■ Dataset records:
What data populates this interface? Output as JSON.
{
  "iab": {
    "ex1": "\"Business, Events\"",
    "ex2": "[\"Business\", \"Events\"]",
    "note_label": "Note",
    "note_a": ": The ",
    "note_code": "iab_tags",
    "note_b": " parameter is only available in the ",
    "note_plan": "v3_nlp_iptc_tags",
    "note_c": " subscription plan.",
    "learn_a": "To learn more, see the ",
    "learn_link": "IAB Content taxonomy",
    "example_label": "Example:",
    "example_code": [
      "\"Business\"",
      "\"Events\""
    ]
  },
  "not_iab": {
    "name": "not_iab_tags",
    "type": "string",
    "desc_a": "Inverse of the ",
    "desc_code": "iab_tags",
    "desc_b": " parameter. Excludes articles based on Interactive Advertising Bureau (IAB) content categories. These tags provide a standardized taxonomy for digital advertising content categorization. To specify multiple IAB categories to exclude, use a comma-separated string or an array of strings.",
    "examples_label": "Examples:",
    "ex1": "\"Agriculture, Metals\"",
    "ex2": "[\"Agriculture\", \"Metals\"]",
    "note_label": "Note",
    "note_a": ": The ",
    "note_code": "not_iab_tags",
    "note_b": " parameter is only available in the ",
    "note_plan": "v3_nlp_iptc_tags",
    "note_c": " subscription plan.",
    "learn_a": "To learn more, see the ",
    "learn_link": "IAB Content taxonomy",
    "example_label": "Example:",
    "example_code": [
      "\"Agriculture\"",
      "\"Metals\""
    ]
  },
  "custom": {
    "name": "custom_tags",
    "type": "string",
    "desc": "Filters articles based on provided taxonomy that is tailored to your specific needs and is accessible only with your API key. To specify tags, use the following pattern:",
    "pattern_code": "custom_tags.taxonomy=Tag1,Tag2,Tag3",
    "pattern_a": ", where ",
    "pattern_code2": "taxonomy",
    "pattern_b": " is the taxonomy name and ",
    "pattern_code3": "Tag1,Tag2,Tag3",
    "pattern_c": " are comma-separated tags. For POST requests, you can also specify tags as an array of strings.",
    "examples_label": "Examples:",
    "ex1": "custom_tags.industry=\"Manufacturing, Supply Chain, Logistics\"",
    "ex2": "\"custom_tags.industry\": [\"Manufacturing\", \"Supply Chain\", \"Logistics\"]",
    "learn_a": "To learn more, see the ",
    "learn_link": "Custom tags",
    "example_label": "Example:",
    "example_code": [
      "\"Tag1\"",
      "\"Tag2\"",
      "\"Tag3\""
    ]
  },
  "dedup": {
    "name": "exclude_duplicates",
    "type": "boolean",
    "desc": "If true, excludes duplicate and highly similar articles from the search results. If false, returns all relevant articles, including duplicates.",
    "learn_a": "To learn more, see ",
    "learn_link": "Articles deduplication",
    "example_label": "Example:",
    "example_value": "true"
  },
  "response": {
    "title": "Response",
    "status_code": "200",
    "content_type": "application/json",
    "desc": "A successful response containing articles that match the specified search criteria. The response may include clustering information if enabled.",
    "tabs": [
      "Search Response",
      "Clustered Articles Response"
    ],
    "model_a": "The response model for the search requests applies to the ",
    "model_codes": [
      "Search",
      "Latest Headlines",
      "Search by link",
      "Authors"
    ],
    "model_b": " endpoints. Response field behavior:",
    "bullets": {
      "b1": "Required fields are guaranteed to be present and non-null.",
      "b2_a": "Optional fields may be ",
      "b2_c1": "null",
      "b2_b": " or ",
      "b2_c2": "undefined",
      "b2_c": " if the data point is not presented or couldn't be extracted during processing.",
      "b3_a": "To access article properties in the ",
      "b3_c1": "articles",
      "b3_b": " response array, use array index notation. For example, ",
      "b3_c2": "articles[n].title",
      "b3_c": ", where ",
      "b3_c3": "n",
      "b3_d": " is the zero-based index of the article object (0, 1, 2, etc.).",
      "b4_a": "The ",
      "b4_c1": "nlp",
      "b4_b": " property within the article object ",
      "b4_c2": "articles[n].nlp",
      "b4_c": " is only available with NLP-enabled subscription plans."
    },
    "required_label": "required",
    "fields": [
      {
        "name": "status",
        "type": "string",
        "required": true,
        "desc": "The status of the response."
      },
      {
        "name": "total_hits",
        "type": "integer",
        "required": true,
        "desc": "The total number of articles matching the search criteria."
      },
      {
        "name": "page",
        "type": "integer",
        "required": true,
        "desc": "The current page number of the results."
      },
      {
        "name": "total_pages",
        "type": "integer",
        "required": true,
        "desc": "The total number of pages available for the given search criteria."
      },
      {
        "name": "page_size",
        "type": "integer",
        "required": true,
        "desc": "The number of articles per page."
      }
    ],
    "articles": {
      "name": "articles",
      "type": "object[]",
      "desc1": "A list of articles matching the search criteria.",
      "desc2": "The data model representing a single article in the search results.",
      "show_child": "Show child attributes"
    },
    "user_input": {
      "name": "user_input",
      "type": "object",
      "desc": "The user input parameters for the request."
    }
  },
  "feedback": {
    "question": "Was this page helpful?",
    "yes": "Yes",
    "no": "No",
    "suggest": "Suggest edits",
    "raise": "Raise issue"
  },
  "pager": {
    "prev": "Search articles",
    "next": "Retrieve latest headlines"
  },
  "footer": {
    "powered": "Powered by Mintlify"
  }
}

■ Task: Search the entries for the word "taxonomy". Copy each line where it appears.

■ Solution:
    "learn_link": "IAB Content taxonomy",
    "desc_b": " parameter. Excludes articles based on Interactive Advertising Bureau (IAB) content categories. These tags provide a standardized taxonomy for digital advertising content categorization. To specify multiple IAB categories to exclude, use a comma-separated string or an array of strings.",
    "learn_link": "IAB Content taxonomy",
    "desc": "Filters articles based on provided taxonomy that is tailored to your specific needs and is accessible only with your API key. To specify tags, use the following pattern:",
    "pattern_code": "custom_tags.taxonomy=Tag1,Tag2,Tag3",
    "pattern_code2": "taxonomy",
    "pattern_b": " is the taxonomy name and ",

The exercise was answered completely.